I've been using SQL to create files for years now. I've used IDENTITY columns (love them!) as well as the PRIMARY KEY clause to create a S/38-like keyed physical file. But I never bothered until recently, to worry about the UNIQUE keyword in DDS when creating physical files. I have used it, but so rarely that it has never come up, until recently. [Without the UNIQUE keyword in DDS, files are created with non-unqiue access paths. This is what I was working with.]
I needed to create a table with a unique key. Why unique? Because I wanted the SQL INSERT command to fail if the user attempted to add a new record to the file with a key that already existed in the file. For example, when two identical INSERT statements are issued; the first would succeed, the second sould fail.
There is a new MERGE statement that works on the very latest releases (latest TR's) of the OS. The MERGE statement works more like the old RPG I/O "Test if record exists, if so, update it, otherwise write it to the file". What I need is something that just works system-wide, with worrying about CHAIN/UPDATE/WRITE or MERGE being used properly; I need UNIQUE primary keys.
Most of you are familiar with creating a file using SQL DDL, if not here's a quick example:
CREATE TABLE QGPL/README ( textData varchar(50) CCSID 37 NOT NULL DEFAULT '', crtdate DATE NOT NULL DEFAULT CURRENT_DATE );
This creates a 2-column table (a file with two fields) named README. The two fields are TEXTDATA and CRTDATE. The CRTDATE field is automatically populated with the date the record is added to the file, while TEXTDATA is presumably provided by the user.
If I wanted to add a key to this file so I could, for example, remove certain rows of data directly, I could use some sort of application generated index, or preferably I would use an IDENTITY column as follows:
CREATE TABLE QGPL/README ( LINENO INTEGER PRIMARY KEY GENERATED ALWAYS AS IDENTITY (START WITH 31, INCREMENT BY 1), textData varchar(50) CCSID 37 NOT NULL DEFAULT '', crtdate DATE NOT NULL DEFAULT CURRENT_DATE );
The field LINENO (Line Number) has been added. The "GENERAETED ALWAYS AS IDENTITY" causes the database to automatically set the value of this field, incrementing it by 1 upon an INSERT operation. Note that I've started LINENO at 31 just for fun. I use IDENTITY columns all the time.
But now back to the original reason for this post. I need to create a file with a UNIQUE Primary Key. Note that in the README file, the IDENTITY column includes the "PRIMARY KEY" clause. This creates an index over the file by LINENO. The system automatically generates the nexxt LINENO value by incrementing by 1. This insures you always have the next LINENO and a unique key value with which to access the individual rows (records) in that file. But what if I have another field, like Customer Number or Vendor Code that needs to also be unique in the file?

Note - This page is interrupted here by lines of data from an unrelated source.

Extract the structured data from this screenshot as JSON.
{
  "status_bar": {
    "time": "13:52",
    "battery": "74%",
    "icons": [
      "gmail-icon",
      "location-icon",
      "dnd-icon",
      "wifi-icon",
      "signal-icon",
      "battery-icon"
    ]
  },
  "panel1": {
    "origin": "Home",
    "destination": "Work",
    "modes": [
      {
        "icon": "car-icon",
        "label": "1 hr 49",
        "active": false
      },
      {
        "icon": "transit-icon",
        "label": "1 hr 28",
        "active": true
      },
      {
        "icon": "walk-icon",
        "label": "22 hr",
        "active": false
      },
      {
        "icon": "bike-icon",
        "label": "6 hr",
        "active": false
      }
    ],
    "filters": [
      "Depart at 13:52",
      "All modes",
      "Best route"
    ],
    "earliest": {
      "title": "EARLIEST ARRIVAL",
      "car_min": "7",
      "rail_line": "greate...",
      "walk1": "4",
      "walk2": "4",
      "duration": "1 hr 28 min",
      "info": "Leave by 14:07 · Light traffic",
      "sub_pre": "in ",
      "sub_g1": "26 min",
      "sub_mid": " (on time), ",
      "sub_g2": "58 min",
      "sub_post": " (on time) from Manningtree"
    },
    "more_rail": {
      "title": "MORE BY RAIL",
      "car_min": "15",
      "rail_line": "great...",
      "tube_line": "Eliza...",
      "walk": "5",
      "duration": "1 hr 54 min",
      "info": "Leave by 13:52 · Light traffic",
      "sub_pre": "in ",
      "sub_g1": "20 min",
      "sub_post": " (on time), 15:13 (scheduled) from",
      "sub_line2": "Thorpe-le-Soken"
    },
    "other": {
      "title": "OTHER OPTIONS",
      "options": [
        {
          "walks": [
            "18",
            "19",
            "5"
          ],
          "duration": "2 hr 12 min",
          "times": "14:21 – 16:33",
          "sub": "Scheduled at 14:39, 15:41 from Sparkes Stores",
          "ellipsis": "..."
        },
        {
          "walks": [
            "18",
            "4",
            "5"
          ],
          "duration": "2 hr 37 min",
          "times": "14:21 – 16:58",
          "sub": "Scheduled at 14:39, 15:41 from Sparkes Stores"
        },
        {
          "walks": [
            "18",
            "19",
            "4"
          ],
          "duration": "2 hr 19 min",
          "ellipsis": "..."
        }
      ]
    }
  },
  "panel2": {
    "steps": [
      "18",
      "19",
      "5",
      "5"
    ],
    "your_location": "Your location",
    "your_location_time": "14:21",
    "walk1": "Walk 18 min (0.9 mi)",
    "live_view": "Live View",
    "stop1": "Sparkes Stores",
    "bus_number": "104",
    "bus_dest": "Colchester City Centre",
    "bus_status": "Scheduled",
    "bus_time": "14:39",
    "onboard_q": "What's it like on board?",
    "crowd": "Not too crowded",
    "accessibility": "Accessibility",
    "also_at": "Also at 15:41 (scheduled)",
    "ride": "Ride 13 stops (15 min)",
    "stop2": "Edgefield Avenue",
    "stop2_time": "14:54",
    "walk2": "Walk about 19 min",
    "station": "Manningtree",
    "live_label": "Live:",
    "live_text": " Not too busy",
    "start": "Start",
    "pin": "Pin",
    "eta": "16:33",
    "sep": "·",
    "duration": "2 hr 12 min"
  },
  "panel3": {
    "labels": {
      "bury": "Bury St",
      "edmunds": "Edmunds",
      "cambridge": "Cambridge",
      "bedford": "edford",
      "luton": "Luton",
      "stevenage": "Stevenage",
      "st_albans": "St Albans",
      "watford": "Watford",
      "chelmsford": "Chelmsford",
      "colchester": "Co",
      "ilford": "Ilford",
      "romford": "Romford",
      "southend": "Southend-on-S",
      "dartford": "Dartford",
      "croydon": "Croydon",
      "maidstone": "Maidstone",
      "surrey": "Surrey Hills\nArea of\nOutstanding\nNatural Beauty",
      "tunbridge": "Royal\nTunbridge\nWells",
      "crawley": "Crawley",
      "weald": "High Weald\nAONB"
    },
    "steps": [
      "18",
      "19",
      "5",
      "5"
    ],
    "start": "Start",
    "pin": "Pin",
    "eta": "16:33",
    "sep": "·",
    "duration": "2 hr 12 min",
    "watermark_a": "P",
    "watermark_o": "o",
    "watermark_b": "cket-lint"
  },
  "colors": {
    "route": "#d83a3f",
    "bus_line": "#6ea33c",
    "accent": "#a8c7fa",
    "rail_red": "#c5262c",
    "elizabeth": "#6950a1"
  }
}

For customer numbers, you can use either a SEQUENCE object or an IDENTITY column as I've done here. But for text-based values that are also user-supplied (not auto-generated by the database), so you have to code things a bit differently.
In this scenario, I have a file named ITEMS containing a 5-character ITEM "number" that is a alphanumeric. I also want an IDENTITY column, just to make it really easy to delete specific records from the file. To make this happen, the table would need to look something like this:
CREATE TABLE QGPL/ITEMS ( CID INTEGER GENERATED ALWAYS AS IDENTITY, ITEM CHAR(5) CCSID 37 NOT NULL, TITLE VARCHAR(50) CCSID 37 NOT NULL DEFAULT '', UNIQUE(ITEM) );
The CID field is the identity column and the database takes care of populating it with the next available value. The ITEM field is a 5-character field whose value must be unique within the file. The UNIQUE(ITEM) keyword forces that to occur. Unlike Primary key fields, UNIQUE key fields may be NULLable. So the NOT NULL required by PRIMARY KEY, doesn't apply to UNIQUE keys. The last field, TITLE, is user-supplied information that can be anything.
To add records to the ITEMS file, the INSERT statement (or RPG WRITE opcode) may be used.
INSERT INTO QGPL/ITEMS (ITEM,TITLE) VALUES('RPG', 'The Modern RPG Language');
Great! Now we have 1 record in the file. Let's add two more:
INSERT INTO QGPL/ITEMS (ITEM,TITLE) VALUES('SQL', 'The Modern SQL Language'); INSERT INTO QGPL/ITEMS (ITEM,TITLE) VALUES('RPG', 'Writing Subfiles with RPG');
Oh no! The last INSERT contains the same value for ITEM as the first INSERT operation. What happens? The system will issue an SQL error code, and that 2nd record, it will go away--it is not added to the file.
This is the advantage of keyed tables vs non-keyed tables.
Pretty cool, huh?